### What the task requires
Each line below with the string "JSON" should be copied.

BEGIN Recorded information

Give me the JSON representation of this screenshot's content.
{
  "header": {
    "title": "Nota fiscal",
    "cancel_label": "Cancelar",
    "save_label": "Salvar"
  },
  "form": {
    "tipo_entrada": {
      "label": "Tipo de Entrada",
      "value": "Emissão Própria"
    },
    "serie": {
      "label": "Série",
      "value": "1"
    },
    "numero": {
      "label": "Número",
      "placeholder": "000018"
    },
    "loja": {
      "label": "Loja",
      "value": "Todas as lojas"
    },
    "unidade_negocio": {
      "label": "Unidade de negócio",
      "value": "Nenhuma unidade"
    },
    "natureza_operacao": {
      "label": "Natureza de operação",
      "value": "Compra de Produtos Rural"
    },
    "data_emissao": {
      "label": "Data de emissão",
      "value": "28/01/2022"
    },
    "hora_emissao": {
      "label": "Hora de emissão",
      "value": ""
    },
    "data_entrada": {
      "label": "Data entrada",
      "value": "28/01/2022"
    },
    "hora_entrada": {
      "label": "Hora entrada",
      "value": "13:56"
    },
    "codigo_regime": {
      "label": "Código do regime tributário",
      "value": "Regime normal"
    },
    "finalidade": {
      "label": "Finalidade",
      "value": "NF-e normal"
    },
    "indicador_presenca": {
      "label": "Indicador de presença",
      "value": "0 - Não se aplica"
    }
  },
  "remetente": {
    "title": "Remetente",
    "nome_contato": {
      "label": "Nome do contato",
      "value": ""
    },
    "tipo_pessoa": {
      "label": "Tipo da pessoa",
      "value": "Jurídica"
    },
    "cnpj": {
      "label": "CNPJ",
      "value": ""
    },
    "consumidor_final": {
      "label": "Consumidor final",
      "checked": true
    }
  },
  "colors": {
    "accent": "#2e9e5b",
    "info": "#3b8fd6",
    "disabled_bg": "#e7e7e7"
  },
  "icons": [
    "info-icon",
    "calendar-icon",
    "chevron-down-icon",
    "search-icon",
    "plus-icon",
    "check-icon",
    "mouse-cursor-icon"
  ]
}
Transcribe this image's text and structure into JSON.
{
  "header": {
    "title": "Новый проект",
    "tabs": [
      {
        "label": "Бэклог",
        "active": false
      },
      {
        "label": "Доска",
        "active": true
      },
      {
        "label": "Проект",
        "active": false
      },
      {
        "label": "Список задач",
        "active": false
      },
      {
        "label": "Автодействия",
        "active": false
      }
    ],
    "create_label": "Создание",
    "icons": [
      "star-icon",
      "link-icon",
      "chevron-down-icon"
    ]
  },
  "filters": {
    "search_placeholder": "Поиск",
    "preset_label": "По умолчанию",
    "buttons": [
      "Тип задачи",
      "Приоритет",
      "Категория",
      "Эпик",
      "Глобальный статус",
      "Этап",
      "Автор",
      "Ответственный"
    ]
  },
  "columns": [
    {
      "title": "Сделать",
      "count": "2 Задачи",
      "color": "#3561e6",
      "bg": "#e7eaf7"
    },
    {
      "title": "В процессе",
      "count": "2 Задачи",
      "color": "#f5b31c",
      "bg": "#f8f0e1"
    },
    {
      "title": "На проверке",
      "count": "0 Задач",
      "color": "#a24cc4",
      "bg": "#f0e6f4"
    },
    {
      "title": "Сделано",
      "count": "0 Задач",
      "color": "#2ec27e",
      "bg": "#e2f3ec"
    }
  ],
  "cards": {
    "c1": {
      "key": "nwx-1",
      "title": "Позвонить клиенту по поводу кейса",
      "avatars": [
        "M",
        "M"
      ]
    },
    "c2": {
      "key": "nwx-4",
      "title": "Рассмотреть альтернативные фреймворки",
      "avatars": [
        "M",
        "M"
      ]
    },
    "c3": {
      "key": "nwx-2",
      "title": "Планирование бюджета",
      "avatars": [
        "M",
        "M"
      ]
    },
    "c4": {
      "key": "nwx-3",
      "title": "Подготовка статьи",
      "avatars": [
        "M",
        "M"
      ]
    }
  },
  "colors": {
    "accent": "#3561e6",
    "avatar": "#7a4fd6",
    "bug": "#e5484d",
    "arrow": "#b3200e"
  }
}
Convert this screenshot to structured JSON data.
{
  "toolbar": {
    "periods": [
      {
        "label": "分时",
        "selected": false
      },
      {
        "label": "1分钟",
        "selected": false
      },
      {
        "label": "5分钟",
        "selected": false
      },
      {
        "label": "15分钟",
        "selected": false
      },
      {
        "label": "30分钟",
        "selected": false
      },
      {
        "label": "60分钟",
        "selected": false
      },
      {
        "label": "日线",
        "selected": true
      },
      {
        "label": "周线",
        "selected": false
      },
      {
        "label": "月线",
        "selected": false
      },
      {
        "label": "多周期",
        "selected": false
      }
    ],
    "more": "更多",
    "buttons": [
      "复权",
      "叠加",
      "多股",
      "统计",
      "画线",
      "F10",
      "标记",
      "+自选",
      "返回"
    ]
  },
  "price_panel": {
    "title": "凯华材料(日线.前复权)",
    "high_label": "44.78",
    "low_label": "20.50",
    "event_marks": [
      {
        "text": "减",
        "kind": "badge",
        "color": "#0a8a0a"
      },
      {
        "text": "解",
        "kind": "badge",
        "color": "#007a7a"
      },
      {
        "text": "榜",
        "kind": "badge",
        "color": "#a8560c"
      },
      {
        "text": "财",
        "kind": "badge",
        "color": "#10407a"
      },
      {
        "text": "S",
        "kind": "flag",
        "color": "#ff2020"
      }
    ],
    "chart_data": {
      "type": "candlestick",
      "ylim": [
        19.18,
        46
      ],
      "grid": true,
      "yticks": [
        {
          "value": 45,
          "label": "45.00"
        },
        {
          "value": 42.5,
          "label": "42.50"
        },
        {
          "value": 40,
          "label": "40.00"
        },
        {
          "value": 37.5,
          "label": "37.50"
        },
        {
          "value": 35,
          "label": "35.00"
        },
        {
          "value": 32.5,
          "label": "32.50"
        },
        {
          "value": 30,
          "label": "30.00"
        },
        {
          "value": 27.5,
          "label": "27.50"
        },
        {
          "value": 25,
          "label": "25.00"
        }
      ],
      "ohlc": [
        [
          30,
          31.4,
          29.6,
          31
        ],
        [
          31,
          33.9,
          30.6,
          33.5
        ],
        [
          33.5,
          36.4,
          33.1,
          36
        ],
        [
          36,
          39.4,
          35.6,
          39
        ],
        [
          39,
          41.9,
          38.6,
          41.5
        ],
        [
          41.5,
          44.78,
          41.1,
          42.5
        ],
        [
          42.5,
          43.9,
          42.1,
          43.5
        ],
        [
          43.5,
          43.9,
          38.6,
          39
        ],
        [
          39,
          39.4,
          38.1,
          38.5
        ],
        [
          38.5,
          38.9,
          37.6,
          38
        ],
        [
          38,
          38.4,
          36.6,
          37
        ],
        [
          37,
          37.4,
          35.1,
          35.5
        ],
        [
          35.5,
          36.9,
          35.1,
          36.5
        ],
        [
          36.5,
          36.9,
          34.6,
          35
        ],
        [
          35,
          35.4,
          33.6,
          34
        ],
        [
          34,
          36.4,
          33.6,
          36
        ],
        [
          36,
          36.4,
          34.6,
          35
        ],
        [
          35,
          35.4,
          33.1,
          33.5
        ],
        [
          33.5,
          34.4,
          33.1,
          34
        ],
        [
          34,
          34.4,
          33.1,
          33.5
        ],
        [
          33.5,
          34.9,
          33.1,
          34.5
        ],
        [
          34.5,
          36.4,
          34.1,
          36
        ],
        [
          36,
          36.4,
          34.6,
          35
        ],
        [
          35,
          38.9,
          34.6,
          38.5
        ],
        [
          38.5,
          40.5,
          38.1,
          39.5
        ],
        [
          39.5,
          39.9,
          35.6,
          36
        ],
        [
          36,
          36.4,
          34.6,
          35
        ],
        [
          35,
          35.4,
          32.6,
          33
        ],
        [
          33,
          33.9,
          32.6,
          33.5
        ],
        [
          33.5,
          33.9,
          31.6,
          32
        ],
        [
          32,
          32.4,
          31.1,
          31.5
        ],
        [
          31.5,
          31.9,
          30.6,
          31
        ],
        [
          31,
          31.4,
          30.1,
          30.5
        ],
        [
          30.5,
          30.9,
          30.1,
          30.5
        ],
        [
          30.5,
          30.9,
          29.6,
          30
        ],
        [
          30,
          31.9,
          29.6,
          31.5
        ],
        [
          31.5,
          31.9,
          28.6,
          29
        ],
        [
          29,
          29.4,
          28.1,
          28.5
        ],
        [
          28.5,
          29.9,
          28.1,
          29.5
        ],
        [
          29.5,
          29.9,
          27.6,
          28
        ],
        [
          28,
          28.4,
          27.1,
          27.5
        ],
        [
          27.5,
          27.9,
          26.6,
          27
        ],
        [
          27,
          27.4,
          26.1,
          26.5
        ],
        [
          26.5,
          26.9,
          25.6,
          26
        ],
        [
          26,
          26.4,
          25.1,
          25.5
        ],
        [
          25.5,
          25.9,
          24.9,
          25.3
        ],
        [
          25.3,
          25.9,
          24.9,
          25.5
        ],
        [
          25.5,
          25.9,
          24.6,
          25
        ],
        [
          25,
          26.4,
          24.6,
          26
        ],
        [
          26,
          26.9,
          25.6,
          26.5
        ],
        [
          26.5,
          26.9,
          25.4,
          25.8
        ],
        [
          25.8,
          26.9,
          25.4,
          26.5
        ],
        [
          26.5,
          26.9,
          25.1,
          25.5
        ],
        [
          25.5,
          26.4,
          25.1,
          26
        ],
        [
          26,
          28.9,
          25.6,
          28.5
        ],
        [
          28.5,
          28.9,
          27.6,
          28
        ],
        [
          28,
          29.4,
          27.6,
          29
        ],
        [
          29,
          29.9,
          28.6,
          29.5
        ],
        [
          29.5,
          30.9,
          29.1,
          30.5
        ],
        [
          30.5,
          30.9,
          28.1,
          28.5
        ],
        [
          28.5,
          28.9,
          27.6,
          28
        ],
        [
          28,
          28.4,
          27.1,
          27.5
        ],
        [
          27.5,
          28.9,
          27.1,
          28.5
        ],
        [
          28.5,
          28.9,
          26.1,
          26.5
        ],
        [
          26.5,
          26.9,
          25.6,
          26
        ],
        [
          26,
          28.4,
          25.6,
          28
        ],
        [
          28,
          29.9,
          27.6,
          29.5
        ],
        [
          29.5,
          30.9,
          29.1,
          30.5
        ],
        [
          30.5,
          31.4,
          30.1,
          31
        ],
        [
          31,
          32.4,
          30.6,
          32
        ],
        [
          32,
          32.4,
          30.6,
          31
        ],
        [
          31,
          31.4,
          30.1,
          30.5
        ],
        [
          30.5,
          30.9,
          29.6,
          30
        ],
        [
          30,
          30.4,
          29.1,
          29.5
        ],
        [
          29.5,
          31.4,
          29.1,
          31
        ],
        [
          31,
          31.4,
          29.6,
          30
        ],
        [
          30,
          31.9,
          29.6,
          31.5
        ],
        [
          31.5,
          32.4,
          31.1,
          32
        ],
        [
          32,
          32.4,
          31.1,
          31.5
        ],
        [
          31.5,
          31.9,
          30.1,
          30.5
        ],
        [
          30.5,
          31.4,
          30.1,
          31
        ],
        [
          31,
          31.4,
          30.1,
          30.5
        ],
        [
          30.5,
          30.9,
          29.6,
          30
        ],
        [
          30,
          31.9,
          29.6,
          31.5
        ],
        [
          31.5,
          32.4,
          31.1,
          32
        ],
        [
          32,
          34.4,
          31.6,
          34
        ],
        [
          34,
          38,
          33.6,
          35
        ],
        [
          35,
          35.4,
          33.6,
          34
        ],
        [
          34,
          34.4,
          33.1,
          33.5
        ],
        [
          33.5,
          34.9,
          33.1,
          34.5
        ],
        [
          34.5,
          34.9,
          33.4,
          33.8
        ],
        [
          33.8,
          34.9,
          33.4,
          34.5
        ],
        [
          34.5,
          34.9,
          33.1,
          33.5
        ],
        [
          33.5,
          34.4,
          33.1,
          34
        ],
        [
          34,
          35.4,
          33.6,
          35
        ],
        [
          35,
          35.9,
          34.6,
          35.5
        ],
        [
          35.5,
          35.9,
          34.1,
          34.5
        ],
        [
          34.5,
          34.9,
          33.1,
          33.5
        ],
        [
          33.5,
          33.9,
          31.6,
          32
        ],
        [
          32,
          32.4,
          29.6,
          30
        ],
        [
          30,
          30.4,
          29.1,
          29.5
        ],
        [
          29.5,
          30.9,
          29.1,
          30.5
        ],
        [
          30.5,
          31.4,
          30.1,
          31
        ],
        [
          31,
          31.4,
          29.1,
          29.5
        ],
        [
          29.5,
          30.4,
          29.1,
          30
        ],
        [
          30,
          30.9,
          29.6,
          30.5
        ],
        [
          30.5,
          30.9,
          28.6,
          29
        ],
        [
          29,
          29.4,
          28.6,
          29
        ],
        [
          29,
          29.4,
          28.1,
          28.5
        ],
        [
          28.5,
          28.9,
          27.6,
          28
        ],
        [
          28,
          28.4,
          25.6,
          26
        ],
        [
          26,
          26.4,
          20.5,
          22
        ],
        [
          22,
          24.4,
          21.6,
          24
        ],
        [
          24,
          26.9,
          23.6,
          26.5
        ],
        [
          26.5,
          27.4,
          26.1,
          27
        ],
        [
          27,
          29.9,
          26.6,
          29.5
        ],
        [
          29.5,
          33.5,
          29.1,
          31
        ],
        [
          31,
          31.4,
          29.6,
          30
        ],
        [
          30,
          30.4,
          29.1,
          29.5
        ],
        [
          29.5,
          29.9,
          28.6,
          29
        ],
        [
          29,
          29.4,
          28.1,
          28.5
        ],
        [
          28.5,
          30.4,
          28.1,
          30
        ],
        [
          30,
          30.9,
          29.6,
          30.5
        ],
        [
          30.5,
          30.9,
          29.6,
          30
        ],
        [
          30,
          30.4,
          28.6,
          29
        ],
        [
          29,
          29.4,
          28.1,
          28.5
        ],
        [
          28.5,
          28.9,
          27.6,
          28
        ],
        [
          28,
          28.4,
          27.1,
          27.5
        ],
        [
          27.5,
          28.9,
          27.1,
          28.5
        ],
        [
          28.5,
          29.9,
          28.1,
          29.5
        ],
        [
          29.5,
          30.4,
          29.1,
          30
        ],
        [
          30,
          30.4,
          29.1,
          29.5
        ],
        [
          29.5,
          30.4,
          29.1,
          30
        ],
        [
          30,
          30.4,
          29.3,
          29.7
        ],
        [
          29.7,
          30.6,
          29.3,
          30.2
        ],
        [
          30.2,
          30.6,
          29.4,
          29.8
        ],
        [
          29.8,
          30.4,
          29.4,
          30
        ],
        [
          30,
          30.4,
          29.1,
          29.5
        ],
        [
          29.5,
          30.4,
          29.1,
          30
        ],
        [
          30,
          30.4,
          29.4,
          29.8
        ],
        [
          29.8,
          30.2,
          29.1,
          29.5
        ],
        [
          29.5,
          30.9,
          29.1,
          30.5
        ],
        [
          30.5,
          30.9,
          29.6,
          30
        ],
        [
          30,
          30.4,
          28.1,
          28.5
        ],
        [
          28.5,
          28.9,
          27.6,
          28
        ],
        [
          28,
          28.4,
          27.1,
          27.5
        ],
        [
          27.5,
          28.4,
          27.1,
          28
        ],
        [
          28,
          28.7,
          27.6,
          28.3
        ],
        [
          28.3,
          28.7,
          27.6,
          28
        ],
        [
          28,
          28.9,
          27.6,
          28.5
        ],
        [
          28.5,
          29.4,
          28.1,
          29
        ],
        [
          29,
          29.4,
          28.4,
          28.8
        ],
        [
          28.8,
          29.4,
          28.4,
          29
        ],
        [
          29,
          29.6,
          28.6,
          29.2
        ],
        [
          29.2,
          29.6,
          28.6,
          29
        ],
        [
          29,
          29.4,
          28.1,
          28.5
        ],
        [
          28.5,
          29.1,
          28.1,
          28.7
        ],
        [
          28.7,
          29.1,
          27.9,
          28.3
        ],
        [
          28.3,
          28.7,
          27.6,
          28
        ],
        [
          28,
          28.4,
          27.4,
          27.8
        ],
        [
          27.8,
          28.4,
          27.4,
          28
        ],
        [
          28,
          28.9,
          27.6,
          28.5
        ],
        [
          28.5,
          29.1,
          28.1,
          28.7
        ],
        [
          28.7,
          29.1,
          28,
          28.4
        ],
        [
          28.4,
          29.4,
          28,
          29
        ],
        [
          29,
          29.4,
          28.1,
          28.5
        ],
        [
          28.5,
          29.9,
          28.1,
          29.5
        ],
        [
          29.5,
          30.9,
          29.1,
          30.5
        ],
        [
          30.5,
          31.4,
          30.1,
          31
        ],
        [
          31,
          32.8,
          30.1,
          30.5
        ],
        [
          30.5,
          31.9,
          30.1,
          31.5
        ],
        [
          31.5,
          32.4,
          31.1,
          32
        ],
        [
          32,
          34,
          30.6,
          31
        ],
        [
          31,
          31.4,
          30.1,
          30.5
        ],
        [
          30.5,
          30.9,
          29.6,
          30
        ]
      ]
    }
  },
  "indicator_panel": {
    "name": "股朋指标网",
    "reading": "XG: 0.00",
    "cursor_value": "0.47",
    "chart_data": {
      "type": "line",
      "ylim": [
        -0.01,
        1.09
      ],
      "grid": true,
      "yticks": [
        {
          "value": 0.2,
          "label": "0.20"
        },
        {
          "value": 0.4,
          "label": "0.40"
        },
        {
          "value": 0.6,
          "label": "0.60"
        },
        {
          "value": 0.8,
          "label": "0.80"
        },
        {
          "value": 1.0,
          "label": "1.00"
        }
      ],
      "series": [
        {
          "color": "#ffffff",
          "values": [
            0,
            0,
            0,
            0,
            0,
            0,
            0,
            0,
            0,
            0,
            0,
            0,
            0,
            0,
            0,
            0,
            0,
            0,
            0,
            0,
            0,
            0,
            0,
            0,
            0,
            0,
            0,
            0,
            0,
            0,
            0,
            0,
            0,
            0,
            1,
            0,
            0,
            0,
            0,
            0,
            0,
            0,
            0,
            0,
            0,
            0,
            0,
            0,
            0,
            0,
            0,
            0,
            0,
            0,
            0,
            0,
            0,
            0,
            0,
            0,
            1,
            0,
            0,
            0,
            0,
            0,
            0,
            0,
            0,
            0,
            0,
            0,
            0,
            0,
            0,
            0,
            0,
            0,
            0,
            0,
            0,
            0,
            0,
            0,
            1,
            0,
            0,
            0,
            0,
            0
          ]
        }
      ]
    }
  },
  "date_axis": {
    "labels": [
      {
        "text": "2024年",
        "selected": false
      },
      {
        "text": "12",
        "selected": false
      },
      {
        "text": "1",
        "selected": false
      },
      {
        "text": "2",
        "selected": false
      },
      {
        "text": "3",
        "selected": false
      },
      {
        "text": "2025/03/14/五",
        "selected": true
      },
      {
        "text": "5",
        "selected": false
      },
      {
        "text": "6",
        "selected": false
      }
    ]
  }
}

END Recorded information

### Output below
Give me the JSON representation of this screenshot's content.
Transcribe this image's text and structure into JSON.
Convert this screenshot to structured JSON data.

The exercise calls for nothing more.